This projection assumes voters voted as they did in 2011. In fact, if voters knew every vote would count, more would have voted -- typically at least 6% more. And some would have voted differently, perhaps 18% of them by one study. No more strategic voting. We would likely have had different candidates -- more women, and more diversity of all kinds. Who knows who might have won real democratic elections?
Open regional list MMP
With the Law Commission model, the regional MPPs are the party's regional candidates who get the highest vote on the regional ballot. The voter casts one vote for local MPP, and one for their party and (if they wish) for their favourite of their party's regional candidates. An exciting prospect: voters have new power to elect who they like.

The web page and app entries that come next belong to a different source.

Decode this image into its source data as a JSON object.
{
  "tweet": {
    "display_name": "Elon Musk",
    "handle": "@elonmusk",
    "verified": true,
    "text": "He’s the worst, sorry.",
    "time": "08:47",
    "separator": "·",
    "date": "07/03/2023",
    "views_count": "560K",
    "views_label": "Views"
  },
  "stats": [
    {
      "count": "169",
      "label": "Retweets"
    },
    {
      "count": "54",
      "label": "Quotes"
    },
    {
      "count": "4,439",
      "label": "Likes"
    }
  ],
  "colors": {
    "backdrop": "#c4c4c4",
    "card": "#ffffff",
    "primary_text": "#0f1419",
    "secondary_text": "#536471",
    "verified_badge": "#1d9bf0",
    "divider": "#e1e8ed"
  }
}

So we’re talking about MMP with open lists from middle-sized regions. All MPs have faced the voters. All MPs are “locally anchored” and accountable.
In Ontario’s 2007 referendum, 63.1% voted against that MMP model, with closed province-wide lists. About 31% were simply against proportional representation. Many more were voters who wanted all MPPs to be personally elected, not on closed lists. Many more were voters who wanted all MPPs to be anchored in their own region, not on province-wide lists. Another 7.5% were voters outside Toronto who disliked province-wide lists even more than Toronto voters did.

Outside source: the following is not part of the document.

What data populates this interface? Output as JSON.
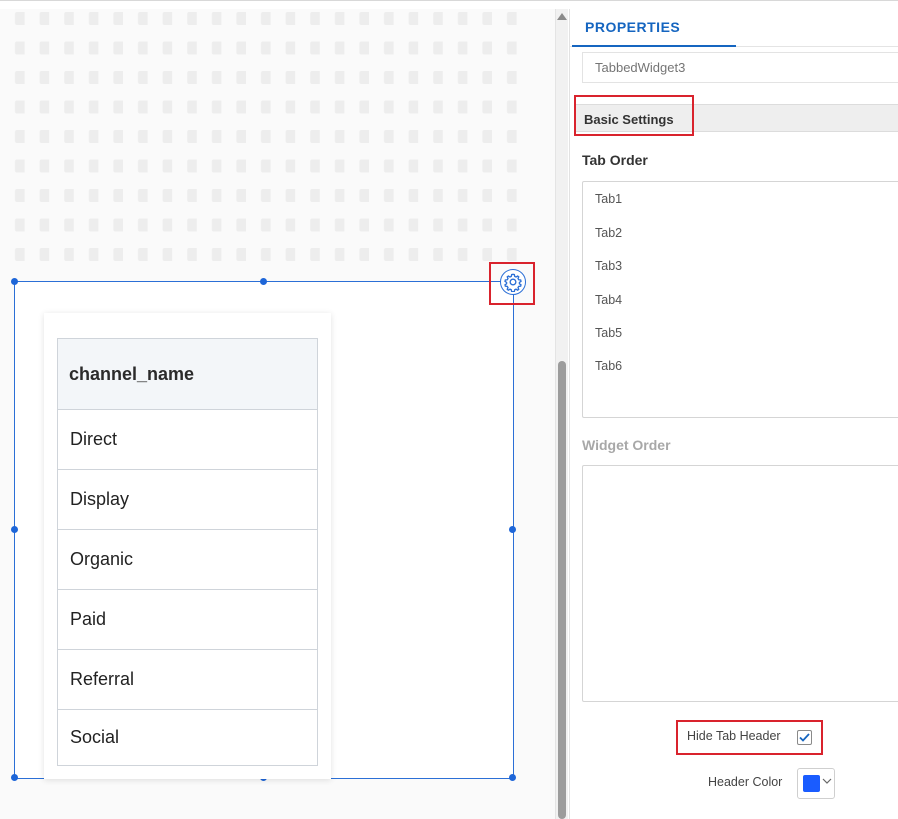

How proportional is MMP-lite?
I’ve compared my spreadsheet’s projection of MMP-lite with a fully proportional result, and assumed each region and province gets 34% more MPs.

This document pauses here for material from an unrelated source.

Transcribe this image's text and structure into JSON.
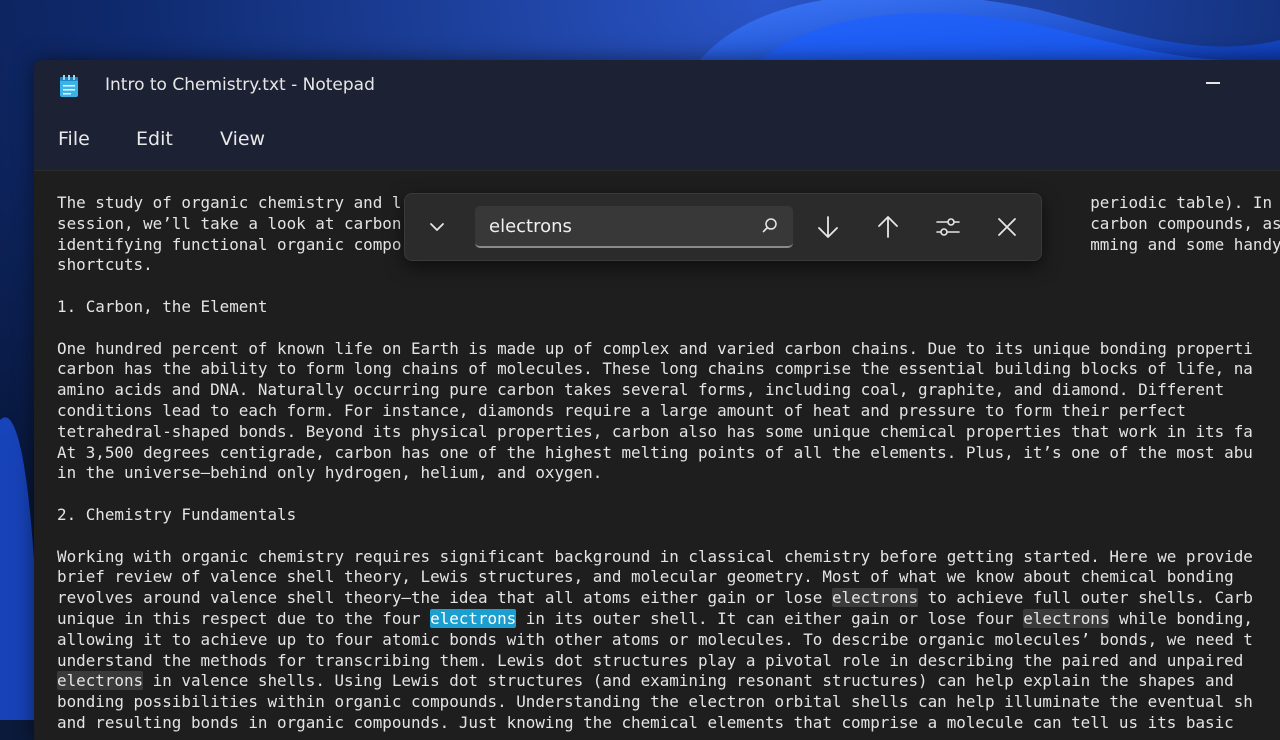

When you look at regions, you see many differences between MMP-lite and a normal MMP model. Not bothering with one-seat differences, here are the bigger ones:
Peel-Halton with 12 local MPs and 4 regional: Con. 12 (should be 8), Lib. 2 (should be 5), NDP 2 (should be 3).
Montérégie with 13 local MPs and 4 regional: NDP 13 (should be 8), Bloc 2 (should be 5), Con.1 (should be 2), Lib. 1 (should be 2).
York-Durham with 12 local MPs and 4 regional: Con. 11 (should be 8), Lib. 3 (should be 4), NDP 2 (should be 3), Green 0 (should be 1).
Quebec City and Eastern Quebec with 18 local MPs and 6 regional: NDP 13 (should be 9), Con. 5 (should be 7), Bloc 4 (should be 5), Lib. 2, Green 0 (should be 1).
Central Ontario (Belleville to Owen Sound) with 12 local MPs and 4 regional: Con. 12 (should be 9), Lib. 2 (should be 3), NDP 2 (should be 3), Green 0 (should be 1).
Laurentides--Lanaudière--West & North Quebec with 13 local MPs and 5 regional: NDP 13 (should be 9), Bloc 3 (should be 5), Con. 1 (should be 2), Lib. 1 (should be 2).
Luckily, on the 2011 votes, these tend to cancel each other out.
When you look at each province, again you see many significant differences.
Ontario: Con. 75 (should be 64), NDP 33 (should be 37), Lib. 30 (should be 36), Green 4 (should be 5).
Quebec: NDP 59 (should be 44), Bloc 17 (should be 24), Con. 12 (should be 17), Lib. 12 (should be 14), Green 1 (should be 2).
Saskatchewan with 14 local MPs and 5 provincial: Con. 13 (should be 11), NDP 5 (should be 6), Lib. 1 (should be 2).
New Brunswick with 10 local MPs and 3 provincial: Con. 8 (should be 6), NDP 3 (should be 4), Lib. 2 (should be 3).
Luckily these again tend to cancel each other out.
So Canada-wide with 413 MPs we get: Conservatives 178 (should be 168), NDP 137 (should be 128), Liberals 70 (should be 78), Bloc 17 (should be 24), Greens 11 (should be 15). Luckily, not bad at all. An NDP-Liberal-Green coalition government would have had a majority either way: 218 (should be 221).
But one can easily imagine an election where MMP-lite would let voters for one party elect a false majority with less than 50% of the votes.
Conclusion: MMP-lite can get close to proportional results, and is certainly a vast improvement over our undemocratic winner-take-all system. However, it sometimes does not make every vote count equally.
Note: This simulation uses no legal threshold. If there was a legal threshold of 5% in each province, Green voters would have elected no MPs from Ontario, Quebec, Manitoba and Nova Scotia, electing only 4 MPs not 10. But of course in a real MMP election Green voters would likely have cast over 5% of the vote in many provinces.